• [Data entries]
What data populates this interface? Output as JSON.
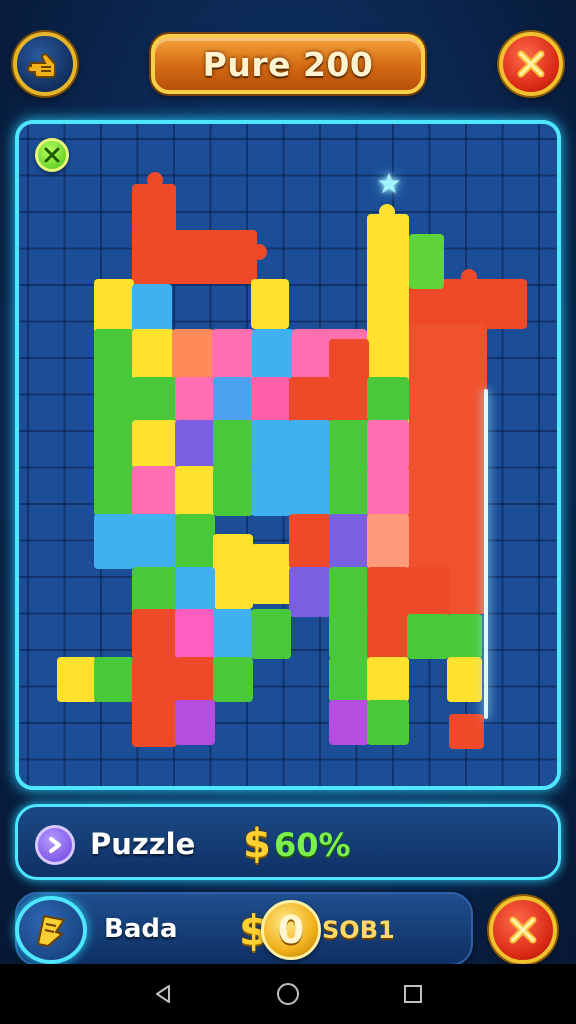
{
  "header": {
    "title": "Pure 200",
    "back_icon": "pointing-hand-icon",
    "close_icon": "close-x-icon"
  },
  "board": {
    "hint_icon": "shuffle-icon",
    "frame_color": "#4fe6ff",
    "background_color": "#1c4e98"
  },
  "puzzle_panel": {
    "icon": "chevron-badge-icon",
    "label": "Puzzle",
    "currency_symbol": "$",
    "value": "60%"
  },
  "bada_panel": {
    "icon": "wing-badge-icon",
    "label": "Bada",
    "currency_symbol": "$",
    "coin_value": "0",
    "code": "SOB1"
  },
  "system_nav": {
    "back": "back-triangle-icon",
    "home": "home-circle-icon",
    "recents": "recents-square-icon"
  }
}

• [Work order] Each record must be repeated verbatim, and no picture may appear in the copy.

• [Exercise output]
What data populates this interface? Output as JSON.
{
  "header": {
    "title": "Pure 200",
    "back_icon": "pointing-hand-icon",
    "close_icon": "close-x-icon"
  },
  "board": {
    "hint_icon": "shuffle-icon",
    "frame_color": "#4fe6ff",
    "background_color": "#1c4e98"
  },
  "puzzle_panel": {
    "icon": "chevron-badge-icon",
    "label": "Puzzle",
    "currency_symbol": "$",
    "value": "60%"
  },
  "bada_panel": {
    "icon": "wing-badge-icon",
    "label": "Bada",
    "currency_symbol": "$",
    "coin_value": "0",
    "code": "SOB1"
  },
  "system_nav": {
    "back": "back-triangle-icon",
    "home": "home-circle-icon",
    "recents": "recents-square-icon"
  }
}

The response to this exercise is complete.